## Prompt
Apart from the pictures, which must be omitted, restate the data exactly.

## Data excerpts
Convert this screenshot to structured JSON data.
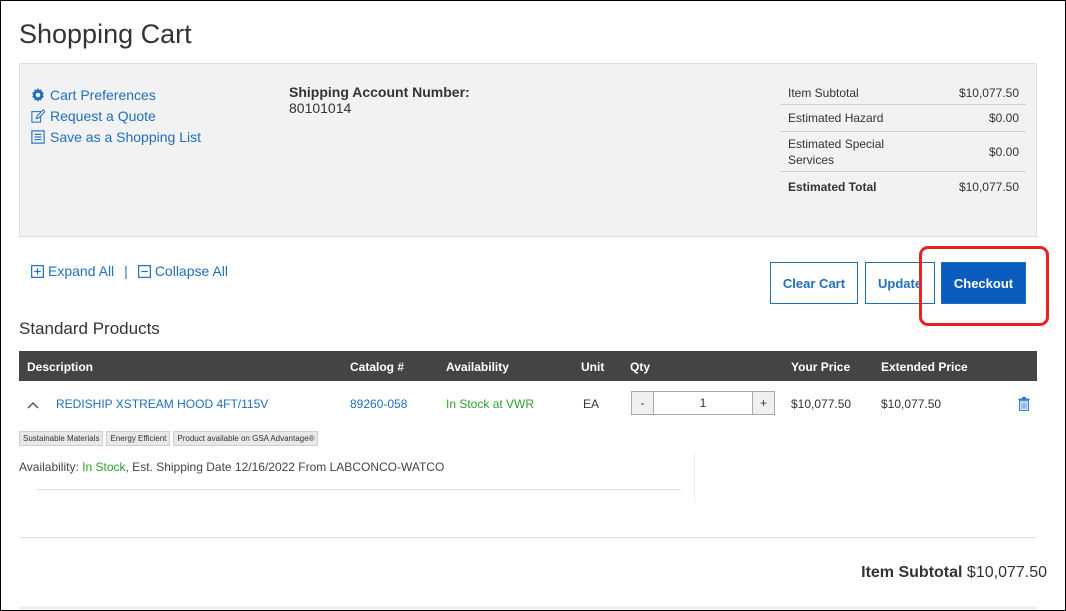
{
  "page": {
    "title": "Shopping Cart"
  },
  "links": {
    "cart_preferences": "Cart Preferences",
    "request_quote": "Request a Quote",
    "save_list": "Save as a Shopping List"
  },
  "shipping": {
    "label": "Shipping Account Number:",
    "value": "80101014"
  },
  "summary": [
    {
      "label": "Item Subtotal",
      "value": "$10,077.50"
    },
    {
      "label": "Estimated Hazard",
      "value": "$0.00"
    },
    {
      "label": "Estimated Special Services",
      "value": "$0.00"
    },
    {
      "label": "Estimated Total",
      "value": "$10,077.50"
    }
  ],
  "controls": {
    "expand_all": "Expand All",
    "separator": "|",
    "collapse_all": "Collapse All"
  },
  "buttons": {
    "clear_cart": "Clear Cart",
    "update": "Update",
    "checkout": "Checkout"
  },
  "section": {
    "title": "Standard Products"
  },
  "table": {
    "headers": [
      "Description",
      "Catalog #",
      "Availability",
      "Unit",
      "Qty",
      "Your Price",
      "Extended Price"
    ]
  },
  "item": {
    "name": "REDISHIP XSTREAM HOOD 4FT/115V",
    "catalog": "89260-058",
    "availability": "In Stock at VWR",
    "unit": "EA",
    "qty": "1",
    "qty_minus": "-",
    "qty_plus": "+",
    "your_price": "$10,077.50",
    "extended_price": "$10,077.50",
    "tags": [
      "Sustainable Materials",
      "Energy Efficient",
      "Product available on GSA Advantage®"
    ],
    "avail_label": "Availability:",
    "avail_status": "In Stock",
    "ship_text": ", Est. Shipping Date 12/16/2022 From LABCONCO-WATCO"
  },
  "footer": {
    "subtotal_label": "Item Subtotal",
    "subtotal_value": "$10,077.50"
  },
  "colors": {
    "link": "#1f6fbf",
    "primary_button": "#0b5cbf",
    "highlight": "#e52323",
    "in_stock": "#2e9d2e",
    "header_bg": "#444444"
  }
}
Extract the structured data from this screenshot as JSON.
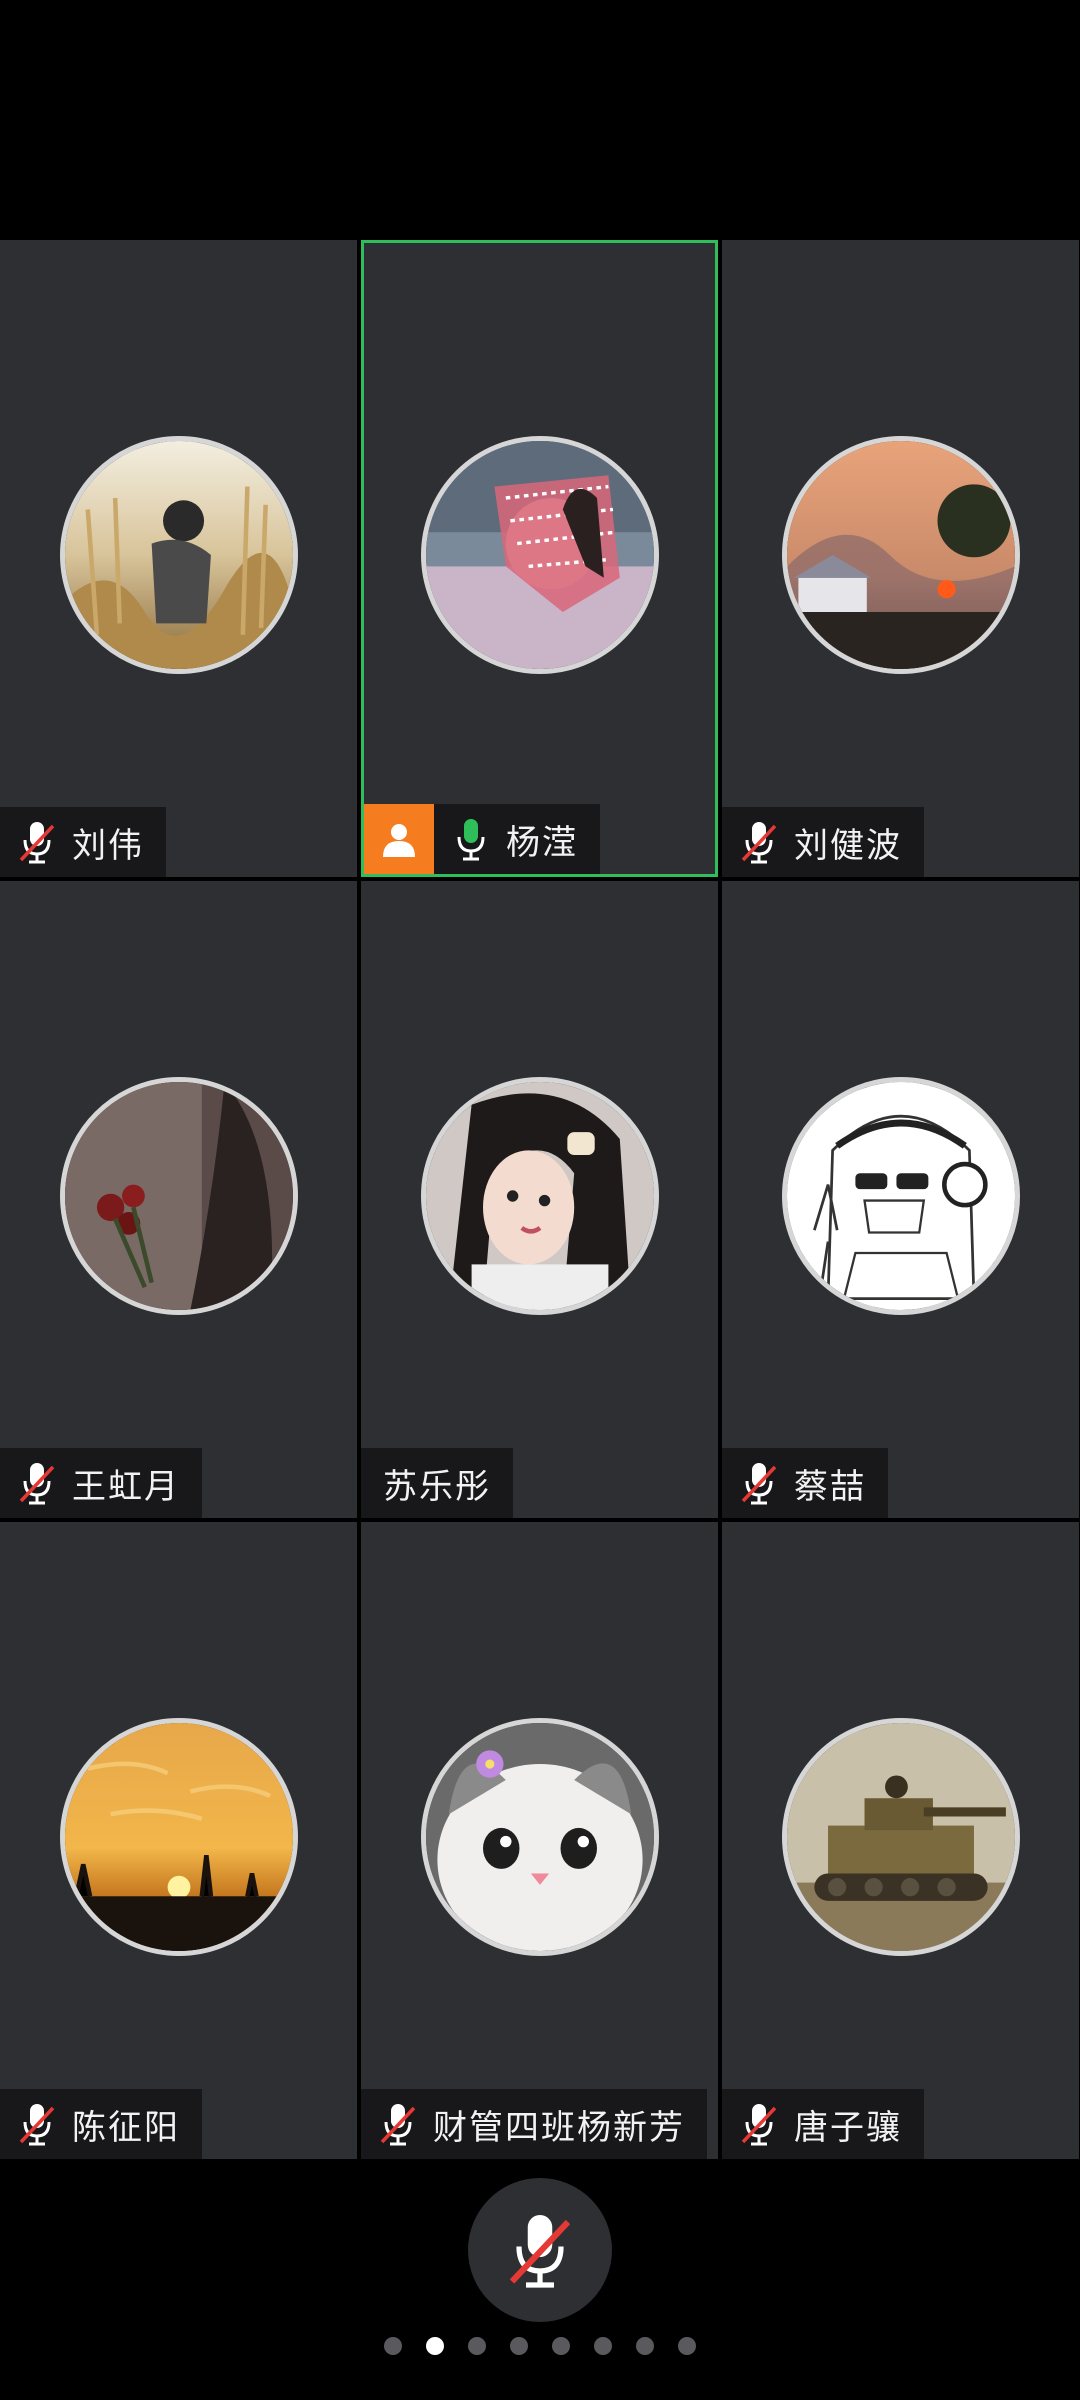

## Result of the task
Convert this screenshot to structured JSON data.
{
  "page": {
    "title": "Shopping Cart"
  },
  "links": {
    "cart_preferences": "Cart Preferences",
    "request_quote": "Request a Quote",
    "save_list": "Save as a Shopping List"
  },
  "shipping": {
    "label": "Shipping Account Number:",
    "value": "80101014"
  },
  "summary": [
    {
      "label": "Item Subtotal",
      "value": "$10,077.50"
    },
    {
      "label": "Estimated Hazard",
      "value": "$0.00"
    },
    {
      "label": "Estimated Special Services",
      "value": "$0.00"
    },
    {
      "label": "Estimated Total",
      "value": "$10,077.50"
    }
  ],
  "controls": {
    "expand_all": "Expand All",
    "separator": "|",
    "collapse_all": "Collapse All"
  },
  "buttons": {
    "clear_cart": "Clear Cart",
    "update": "Update",
    "checkout": "Checkout"
  },
  "section": {
    "title": "Standard Products"
  },
  "table": {
    "headers": [
      "Description",
      "Catalog #",
      "Availability",
      "Unit",
      "Qty",
      "Your Price",
      "Extended Price"
    ]
  },
  "item": {
    "name": "REDISHIP XSTREAM HOOD 4FT/115V",
    "catalog": "89260-058",
    "availability": "In Stock at VWR",
    "unit": "EA",
    "qty": "1",
    "qty_minus": "-",
    "qty_plus": "+",
    "your_price": "$10,077.50",
    "extended_price": "$10,077.50",
    "tags": [
      "Sustainable Materials",
      "Energy Efficient",
      "Product available on GSA Advantage®"
    ],
    "avail_label": "Availability:",
    "avail_status": "In Stock",
    "ship_text": ", Est. Shipping Date 12/16/2022 From LABCONCO-WATCO"
  },
  "footer": {
    "subtotal_label": "Item Subtotal",
    "subtotal_value": "$10,077.50"
  },
  "colors": {
    "link": "#1f6fbf",
    "primary_button": "#0b5cbf",
    "highlight": "#e52323",
    "in_stock": "#2e9d2e",
    "header_bg": "#444444"
  }
}
Extract the structured data from this screenshot as JSON.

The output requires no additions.